RAW DATA
++++++++++

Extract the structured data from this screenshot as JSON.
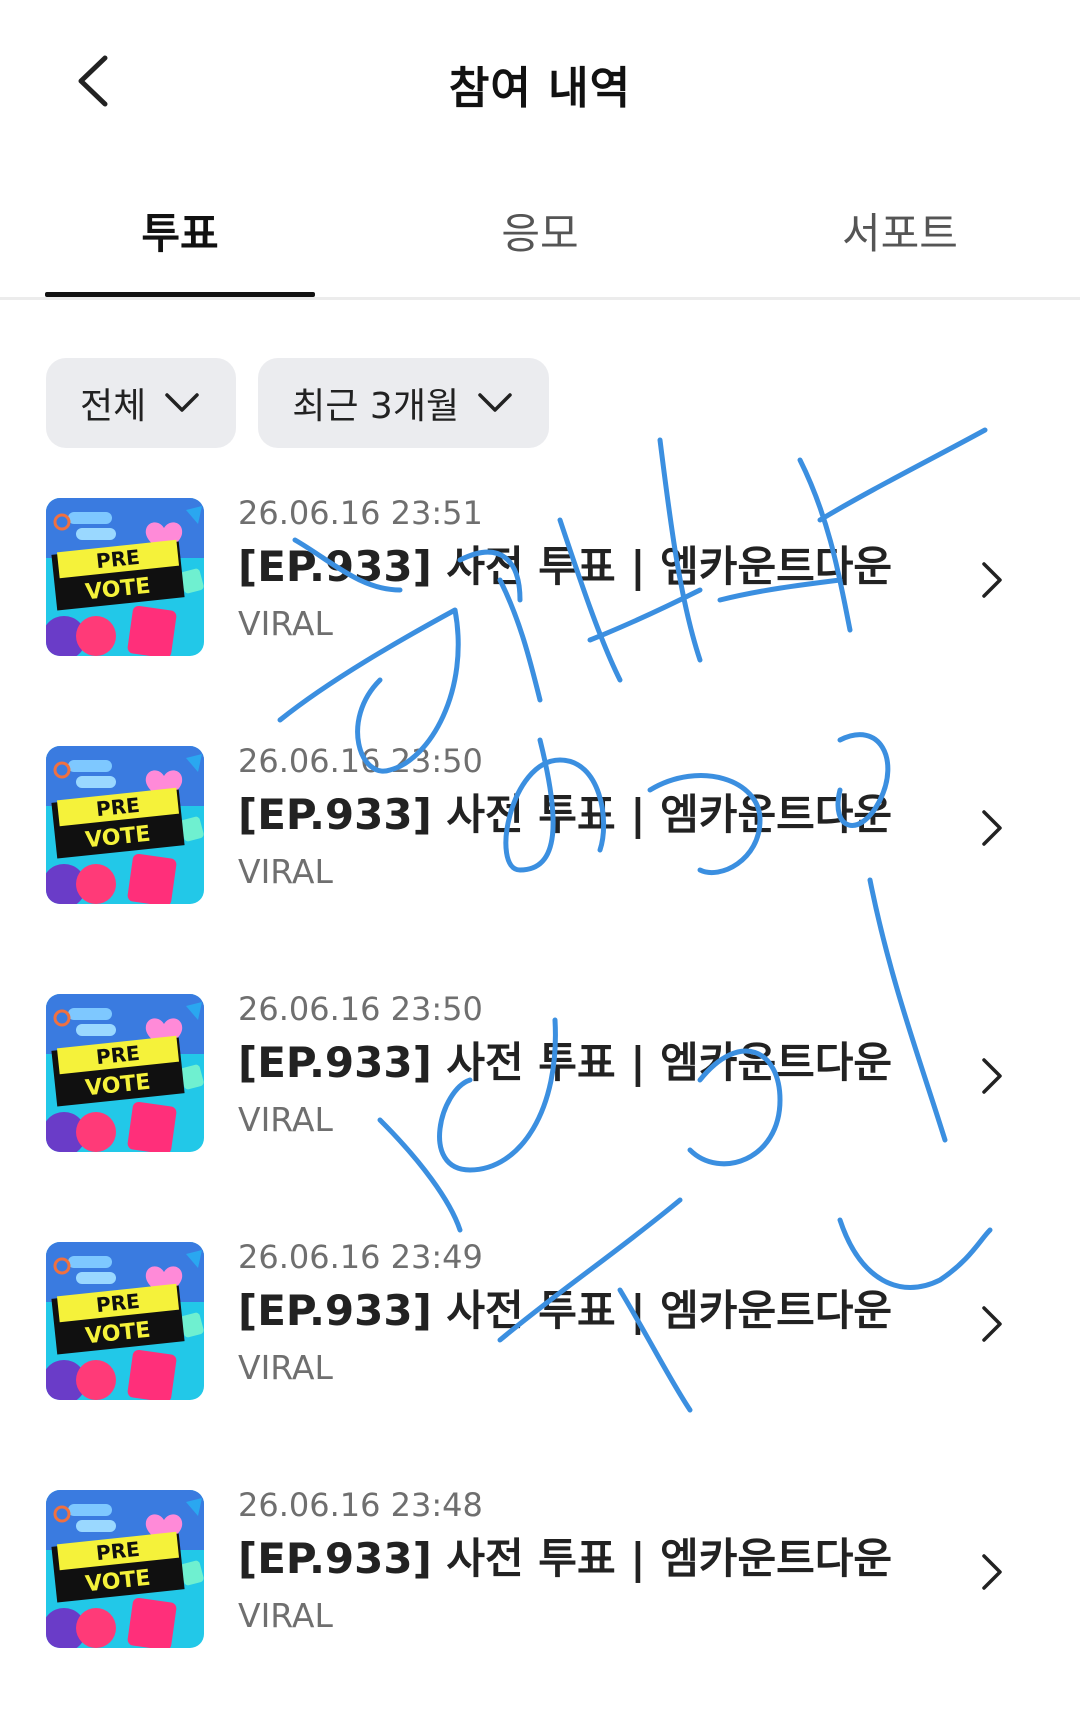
{
  "header": {
    "title": "참여 내역",
    "back_icon": "chevron-left-icon"
  },
  "tabs": [
    {
      "label": "투표",
      "active": true
    },
    {
      "label": "응모",
      "active": false
    },
    {
      "label": "서포트",
      "active": false
    }
  ],
  "filters": [
    {
      "label": "전체",
      "icon": "chevron-down-icon"
    },
    {
      "label": "최근 3개월",
      "icon": "chevron-down-icon"
    }
  ],
  "items": [
    {
      "date": "26.06.16 23:51",
      "title": "[EP.933] 사전 투표 | 엠카운트다운",
      "category": "VIRAL",
      "thumb_top": "PRE",
      "thumb_bottom": "VOTE"
    },
    {
      "date": "26.06.16 23:50",
      "title": "[EP.933] 사전 투표 | 엠카운트다운",
      "category": "VIRAL",
      "thumb_top": "PRE",
      "thumb_bottom": "VOTE"
    },
    {
      "date": "26.06.16 23:50",
      "title": "[EP.933] 사전 투표 | 엠카운트다운",
      "category": "VIRAL",
      "thumb_top": "PRE",
      "thumb_bottom": "VOTE"
    },
    {
      "date": "26.06.16 23:49",
      "title": "[EP.933] 사전 투표 | 엠카운트다운",
      "category": "VIRAL",
      "thumb_top": "PRE",
      "thumb_bottom": "VOTE"
    },
    {
      "date": "26.06.16 23:48",
      "title": "[EP.933] 사전 투표 | 엠카운트다운",
      "category": "VIRAL",
      "thumb_top": "PRE",
      "thumb_bottom": "VOTE"
    }
  ],
  "colors": {
    "scribble": "#3b8fe0",
    "tab_active": "#111111",
    "chip_bg": "#ebecef",
    "thumb_bg": "#22c8e8",
    "thumb_band": "#f5f23a"
  }
}
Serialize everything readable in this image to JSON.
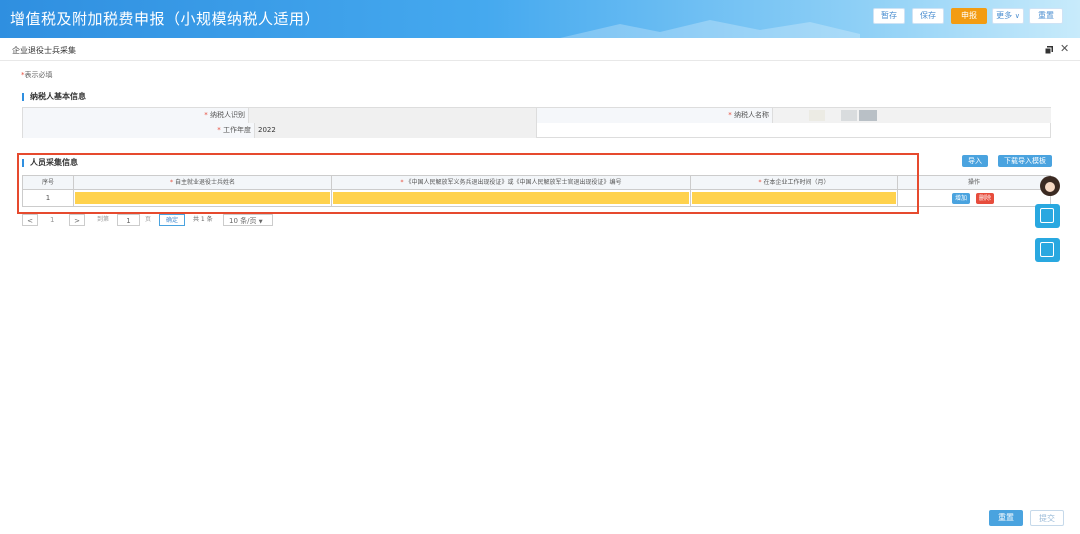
{
  "header": {
    "title": "增值税及附加税费申报（小规模纳税人适用）",
    "buttons": {
      "temp_save": "暂存",
      "save": "保存",
      "declare": "申报",
      "more": "更多",
      "reset": "重置"
    }
  },
  "subheader": {
    "form_name": "企业退役士兵采集"
  },
  "required_note": {
    "star": "*",
    "text": "表示必填"
  },
  "basic_info": {
    "title": "纳税人基本信息",
    "taxpayer_id_label": "纳税人识别",
    "taxpayer_id_value": "",
    "taxpayer_name_label": "纳税人名称",
    "taxpayer_name_value": "",
    "work_year_label": "工作年度",
    "work_year_value": "2022"
  },
  "personnel": {
    "title": "人员采集信息",
    "import_label": "导入",
    "download_template_label": "下载导入模板",
    "columns": {
      "index": "序号",
      "name": "自主就业退役士兵姓名",
      "certificate": "《中国人民解放军义务兵退出现役证》或《中国人民解放军士官退出现役证》编号",
      "work_months": "在本企业工作时间（月）",
      "action": "操作"
    },
    "rows": [
      {
        "index": "1",
        "name": "",
        "certificate": "",
        "work_months": ""
      }
    ],
    "row_actions": {
      "add": "增加",
      "delete": "删除"
    }
  },
  "pagination": {
    "current_page": "1",
    "goto_prefix": "到第",
    "goto_value": "1",
    "goto_suffix": "页",
    "confirm": "确定",
    "total": "共 1 条",
    "page_size": "10 条/页"
  },
  "footer": {
    "reset": "重置",
    "submit": "提交"
  },
  "colors": {
    "accent": "#2f8fe0",
    "highlight_frame": "#e64a2e",
    "required_fill": "#ffd24d",
    "declare": "#f39c12"
  }
}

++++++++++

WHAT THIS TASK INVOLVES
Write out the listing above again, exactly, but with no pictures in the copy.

THE ANSWER
Extract the structured data from this screenshot as JSON.
{
  "header": {
    "title": "참여 내역",
    "back_icon": "chevron-left-icon"
  },
  "tabs": [
    {
      "label": "투표",
      "active": true
    },
    {
      "label": "응모",
      "active": false
    },
    {
      "label": "서포트",
      "active": false
    }
  ],
  "filters": [
    {
      "label": "전체",
      "icon": "chevron-down-icon"
    },
    {
      "label": "최근 3개월",
      "icon": "chevron-down-icon"
    }
  ],
  "items": [
    {
      "date": "26.06.16 23:51",
      "title": "[EP.933] 사전 투표 | 엠카운트다운",
      "category": "VIRAL",
      "thumb_top": "PRE",
      "thumb_bottom": "VOTE"
    },
    {
      "date": "26.06.16 23:50",
      "title": "[EP.933] 사전 투표 | 엠카운트다운",
      "category": "VIRAL",
      "thumb_top": "PRE",
      "thumb_bottom": "VOTE"
    },
    {
      "date": "26.06.16 23:50",
      "title": "[EP.933] 사전 투표 | 엠카운트다운",
      "category": "VIRAL",
      "thumb_top": "PRE",
      "thumb_bottom": "VOTE"
    },
    {
      "date": "26.06.16 23:49",
      "title": "[EP.933] 사전 투표 | 엠카운트다운",
      "category": "VIRAL",
      "thumb_top": "PRE",
      "thumb_bottom": "VOTE"
    },
    {
      "date": "26.06.16 23:48",
      "title": "[EP.933] 사전 투표 | 엠카운트다운",
      "category": "VIRAL",
      "thumb_top": "PRE",
      "thumb_bottom": "VOTE"
    }
  ],
  "colors": {
    "scribble": "#3b8fe0",
    "tab_active": "#111111",
    "chip_bg": "#ebecef",
    "thumb_bg": "#22c8e8",
    "thumb_band": "#f5f23a"
  }
}
Serialize everything readable in this image to JSON.
{
  "header": {
    "title": "增值税及附加税费申报（小规模纳税人适用）",
    "buttons": {
      "temp_save": "暂存",
      "save": "保存",
      "declare": "申报",
      "more": "更多",
      "reset": "重置"
    }
  },
  "subheader": {
    "form_name": "企业退役士兵采集"
  },
  "required_note": {
    "star": "*",
    "text": "表示必填"
  },
  "basic_info": {
    "title": "纳税人基本信息",
    "taxpayer_id_label": "纳税人识别",
    "taxpayer_id_value": "",
    "taxpayer_name_label": "纳税人名称",
    "taxpayer_name_value": "",
    "work_year_label": "工作年度",
    "work_year_value": "2022"
  },
  "personnel": {
    "title": "人员采集信息",
    "import_label": "导入",
    "download_template_label": "下载导入模板",
    "columns": {
      "index": "序号",
      "name": "自主就业退役士兵姓名",
      "certificate": "《中国人民解放军义务兵退出现役证》或《中国人民解放军士官退出现役证》编号",
      "work_months": "在本企业工作时间（月）",
      "action": "操作"
    },
    "rows": [
      {
        "index": "1",
        "name": "",
        "certificate": "",
        "work_months": ""
      }
    ],
    "row_actions": {
      "add": "增加",
      "delete": "删除"
    }
  },
  "pagination": {
    "current_page": "1",
    "goto_prefix": "到第",
    "goto_value": "1",
    "goto_suffix": "页",
    "confirm": "确定",
    "total": "共 1 条",
    "page_size": "10 条/页"
  },
  "footer": {
    "reset": "重置",
    "submit": "提交"
  },
  "colors": {
    "accent": "#2f8fe0",
    "highlight_frame": "#e64a2e",
    "required_fill": "#ffd24d",
    "declare": "#f39c12"
  }
}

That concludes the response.